Environments are first-class objects in MIT/GNU Scheme. This is neat, because an integral part of the lexical structure of a Scheme is also a data-structure in its own right, able to encode data and behavior. In fact, the environment data structure is precisely what Yegge calls property lists, maps that can be linked up with inheritance. So not only is it a data structure, it's a highly general one too.
Even without the ability to pass around an environment as a first class variable, you can still leverage its syntactic ties to stash away local state in an object-oriented manner. The data is only accessible inside procedures that pointed to the appropriate environment frame, and traditionally the closure returns a lambda (with its double-bubble pointed to the newly born environment frame) that acts as the only interface into the enclosing state. This requires a fair amount of boilerplate, since this lambda has to support every possible operation you might want to do to the innards of the function.
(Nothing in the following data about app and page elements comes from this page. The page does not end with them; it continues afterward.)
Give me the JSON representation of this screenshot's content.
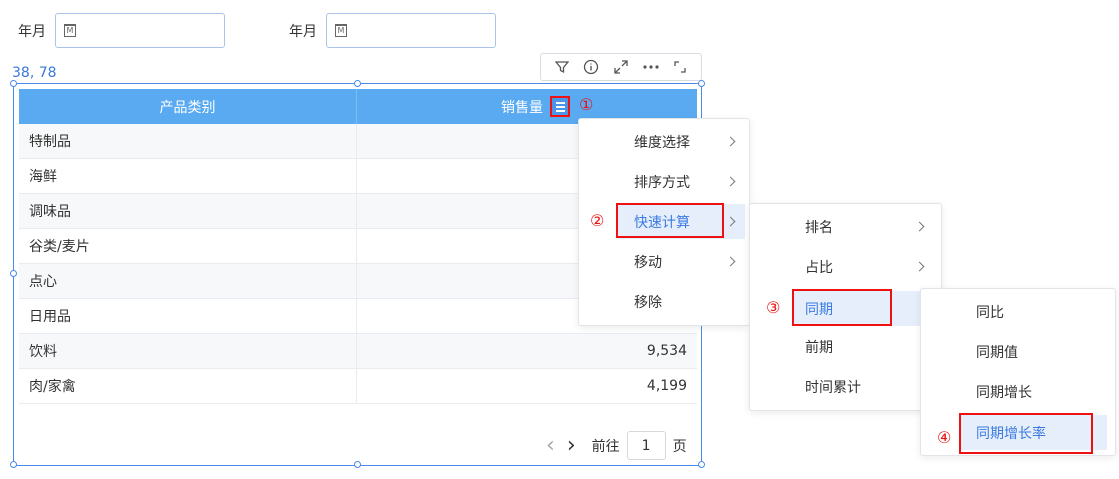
{
  "filters": [
    {
      "label": "年月",
      "icon": "calendar-icon",
      "icon_glyph": "M"
    },
    {
      "label": "年月",
      "icon": "calendar-icon",
      "icon_glyph": "M"
    }
  ],
  "coord_text": "38, 78",
  "toolbar": {
    "icons": [
      "filter-icon",
      "info-icon",
      "expand-icon",
      "more-icon",
      "collapse-icon"
    ]
  },
  "table": {
    "headers": [
      "产品类别",
      "销售量"
    ],
    "rows": [
      {
        "category": "特制品",
        "value": ""
      },
      {
        "category": "海鲜",
        "value": ""
      },
      {
        "category": "调味品",
        "value": ""
      },
      {
        "category": "谷类/麦片",
        "value": ""
      },
      {
        "category": "点心",
        "value": ""
      },
      {
        "category": "日用品",
        "value": ""
      },
      {
        "category": "饮料",
        "value": "9,534"
      },
      {
        "category": "肉/家禽",
        "value": "4,199"
      }
    ]
  },
  "markers": {
    "m1": "①",
    "m2": "②",
    "m3": "③",
    "m4": "④"
  },
  "pager": {
    "prev": "‹",
    "next": "›",
    "goto": "前往",
    "page": "1",
    "page_unit": "页"
  },
  "menu1": {
    "items": [
      "维度选择",
      "排序方式",
      "快速计算",
      "移动",
      "移除"
    ]
  },
  "menu2": {
    "items": [
      "排名",
      "占比",
      "同期",
      "前期",
      "时间累计"
    ]
  },
  "menu3": {
    "items": [
      "同比",
      "同期值",
      "同期增长",
      "同期增长率"
    ]
  },
  "colors": {
    "header": "#5aaaf2",
    "accent": "#3a7be0",
    "annotation": "#e11111"
  }
}
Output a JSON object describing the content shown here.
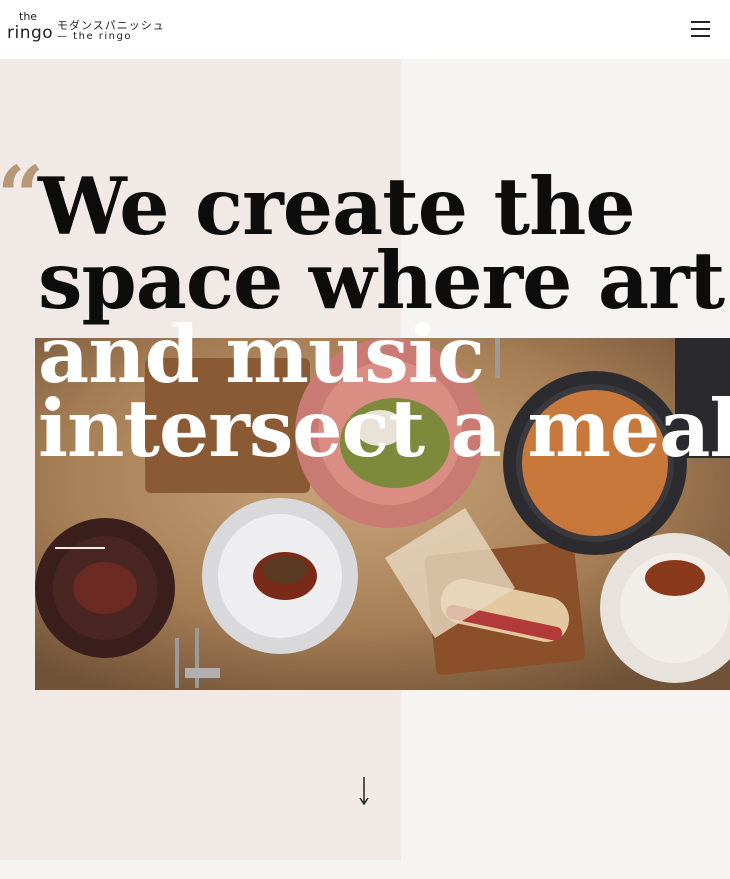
{
  "header": {
    "logo_the": "the",
    "logo_ringo": "ringo",
    "brand_jp": "モダンスパニッシュ",
    "brand_sub": "— the ringo",
    "menu_icon": "hamburger-menu-icon"
  },
  "hero": {
    "quote_mark": "“",
    "headline_lines": [
      "We create the",
      "space where art",
      "and music",
      "intersect a meal."
    ],
    "photo_icon": "food-table-photo",
    "scroll_icon": "arrow-down-icon"
  },
  "colors": {
    "panel_bg": "#f0e9e6",
    "page_bg": "#f6f4f3",
    "quote_accent": "#b89778",
    "headline_dark": "#0d0d0d",
    "headline_light": "#ffffff"
  }
}
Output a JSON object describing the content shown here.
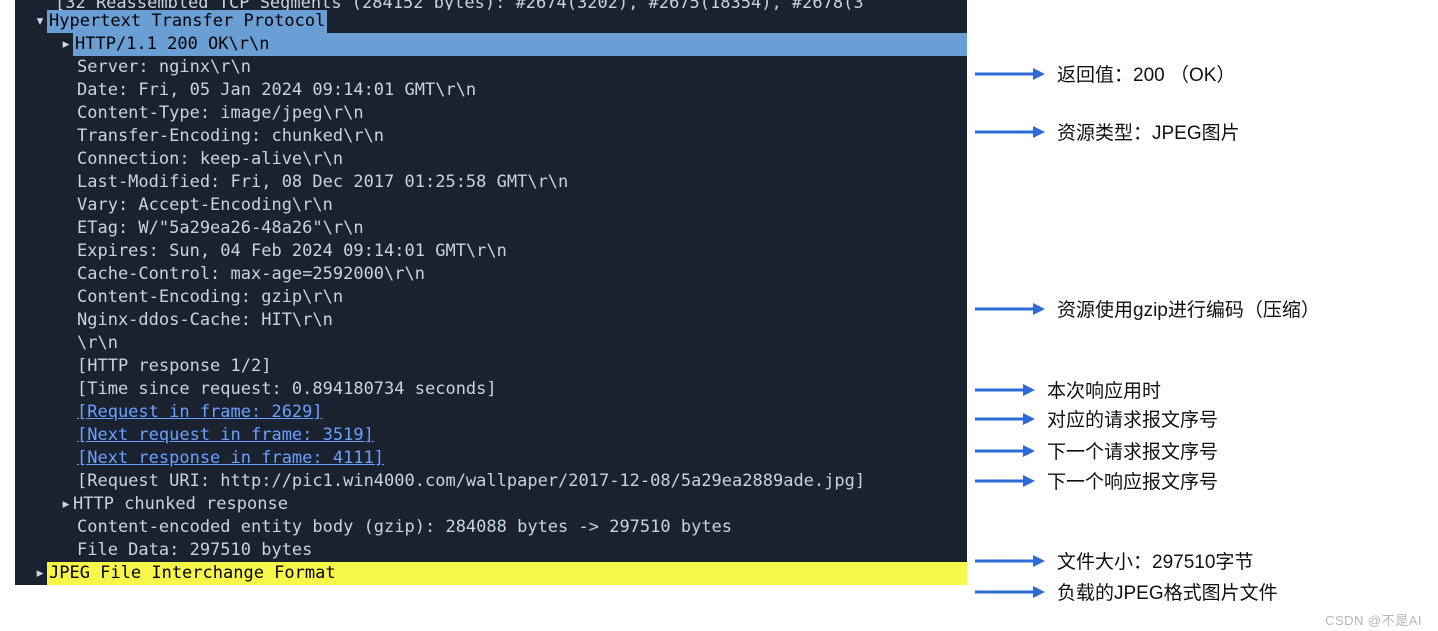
{
  "panel": {
    "truncated": "[32 Reassembled TCP Segments (284152 bytes): #2674(3202), #2675(18354), #2678(3",
    "hdr_http": "Hypertext Transfer Protocol",
    "status_line": "HTTP/1.1 200 OK\\r\\n",
    "headers": [
      "Server: nginx\\r\\n",
      "Date: Fri, 05 Jan 2024 09:14:01 GMT\\r\\n",
      "Content-Type: image/jpeg\\r\\n",
      "Transfer-Encoding: chunked\\r\\n",
      "Connection: keep-alive\\r\\n",
      "Last-Modified: Fri, 08 Dec 2017 01:25:58 GMT\\r\\n",
      "Vary: Accept-Encoding\\r\\n",
      "ETag: W/\"5a29ea26-48a26\"\\r\\n",
      "Expires: Sun, 04 Feb 2024 09:14:01 GMT\\r\\n",
      "Cache-Control: max-age=2592000\\r\\n",
      "Content-Encoding: gzip\\r\\n",
      "Nginx-ddos-Cache: HIT\\r\\n",
      "\\r\\n"
    ],
    "meta": [
      {
        "text": "[HTTP response 1/2]",
        "link": false
      },
      {
        "text": "[Time since request: 0.894180734 seconds]",
        "link": false
      },
      {
        "text": "[Request in frame: 2629]",
        "link": true
      },
      {
        "text": "[Next request in frame: 3519]",
        "link": true
      },
      {
        "text": "[Next response in frame: 4111]",
        "link": true
      },
      {
        "text": "[Request URI: http://pic1.win4000.com/wallpaper/2017-12-08/5a29ea2889ade.jpg]",
        "link": false
      }
    ],
    "chunked": "HTTP chunked response",
    "entity": "Content-encoded entity body (gzip): 284088 bytes -> 297510 bytes",
    "file_data": "File Data: 297510 bytes",
    "jpeg": "JPEG File Interchange Format"
  },
  "annos": {
    "a1": "返回值：200 （OK）",
    "a2": "资源类型：JPEG图片",
    "a3": "资源使用gzip进行编码（压缩）",
    "a4": "本次响应用时",
    "a5": "对应的请求报文序号",
    "a6": "下一个请求报文序号",
    "a7": "下一个响应报文序号",
    "a8": "文件大小：297510字节",
    "a9": "负载的JPEG格式图片文件"
  },
  "watermark": "CSDN @不是AI"
}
With a first class environment object, however, you can futz around with the closure's bindings arbitrarily. Unfortunately, there's no way to directly get-current-environent (except for the top-level REPL environment, which doesn't count), so we resort to the following trick:
(procedure-environment (lambda () '()))
procedure-environment can grab the environment pointer from the double-bubble for some procedure. So, we force the creation of a double-bubble pointing to the environment we care about with the empty lambda.
I most recently used this technique in a 6.945 project, in which I used a lambda to generate a bunch of procedures with various parameters swapped out (encouraging code-reuse), something akin to the time-honored trick of including C files multiple times with different macro definitions. Instead of returning these procedures as a hash-table which then people would have to explicitly call, I just returned the environment, and thus any consumer could enter "a different universe" by using an appropriate environment.
Scheme is pretty unique in its celebration of environments as first-class objects. I could try this trick in Python, but the func_closure attribute on functions is read-only, and also Python has some pretty lame scoping rules. A shame, since this technique allows for some lovely syntactic simplifications.
Comment. Oleg Kiselyov writes in to mention that "MIT Scheme specifically is unique in its celebration of environments as first class environments," and notes that even some developers of MIT scheme have second thoughts about the feature. It makes code difficult to optimize, and is both theoretically and practically dangerous: theoretically dangerous since environments are really an implementation detail, and practically dangerous because it makes it very difficult to reason about code.
From in-person discussions, I'm not surprised that Sussman's favored dialect of Scheme allows such a dangerous feature; Sussman has always been in favor of letting people have access to dangerous toys and trusting them to use them correctly.